Sharing is caring!

While often thought of primarily as a summer destination, Niagara Falls is an amazing place to visit in the winter months as well. If you live only a few hours or less away, Niagara Falls is a great year-round day trip.

As someone who grew up in Rochester I’ve been to Niagara Falls a few times in both seasons and both the American and Canadian sides. While the border is currently closed, causing an unnervingly empty Rainbow Bridge, the American side has plenty of fun activities even in the frigidness of Western New York winter!

Most recently, I visited Niagara Falls State Park this past January to visit the newly upgraded Cave of the Winds and hopefully take advantage of their free snowshoe offer.

What to do at Niagara Falls State Park

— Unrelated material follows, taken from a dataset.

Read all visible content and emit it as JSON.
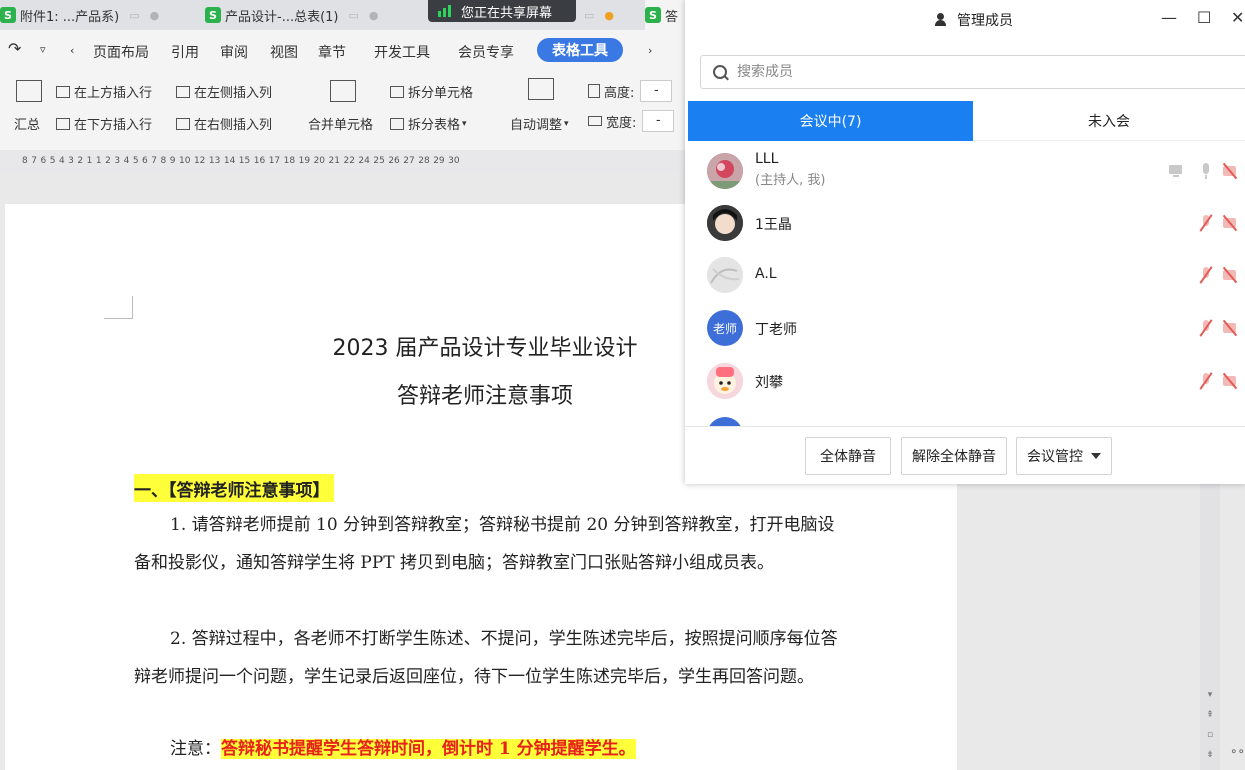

I quickly learned once I arrived that you can’t trust the Niagara Falls live webcam to tell you if there’s snow. I naively assumed the whiteness covering the ground was fresh snow, similar to what we got in Rochester. Instead, what I found was grass coated in a thick layer of ice formed by the mist of the nearby falls. This ice closed multiple walkways and viewing areas that are closer to the falls and Niagara River but there are still some decent viewing areas along the salted sidewalks surrounding the Cave of the Winds Pavilion and Terrapin Point on Goat Island.

Ice covering a clump of grass at Niagara Falls State Park
A close up of a clump of ice covered grass.

Cave of the Winds tickets are available for $5 at the pavilion and it’s open from 10 to 3 every day. Despite what it’s name suggests, Cave of the Winds is not a cave and is composed of a few wooden platforms that get you pretty close to Bridal Veil Falls. There used to be a cave behind the falls but due to safety concerns of falling rocks, the cave was officially closed in 1955.

Cave of the Winds platform at Niagara Falls

Last year a new platform was built for winter viewing of the falls and I finally got around to checking it out. Unlike in the summer, you don’t get drenched by the mist, which I found out after I traveled all the way down in snow pants. You’re still pretty close to part of the falls and there are tons of cool (no pun intended) ice formations surrounding the rushing water. 

Fun iPhone photo tip you may not know: if you take a live photo and swipe up on the photo you can choose to make it a long exposure. This works best if you can hold your phone very still for a few seconds before and after you take the photo. As you can tell in the photo below, my hand moved a bit while taking it so it’s a little blurry when displayed on a bigger screen.

After spending about two hours enjoying the Cave of the Winds and walking around to the different viewpoints on Goat Island, I headed back to the mainland to visit the Niagara Falls Observation Tower which is open for free in the winter. It offers some great views on an observation deck of the Canadian city, both falls, and Rainbow Bridge. A quick walk away is a more up-close viewing of the American Falls and the rapids of the Niagara River. I spent around a half hour at the observation deck before heading home in time for the Bills game like the loyal fan I am.

Nearby Activities

If you aren’t constrained by football, the Aquarium of Niagara is nearby, along with some touristy restaurants and the Seneca Niagara Resort and Casino. In the summer months, the Maid of the Mist is open and two nearby state parks: Whirlpool and Devil’s Hole are in safer conditions. 

If you are staying longer in Western New York in the winter, I’d also recommend checking out Canalside in Buffalo, going skiing (either downhill or cross-country) at Bristol Mountain near Canandaigua, and visiting Letchworth State Park.

I’d recommend arriving early to avoid crowds, not only because they are annoying but are now relatively dangerous. Stay safe, keep your mask on, and keep a distance from other tourists if you can. 

Pin this and save it for later!

Niagara Falls pin 1

Leave a Reply

Your email address will not be published. Required fields are marked *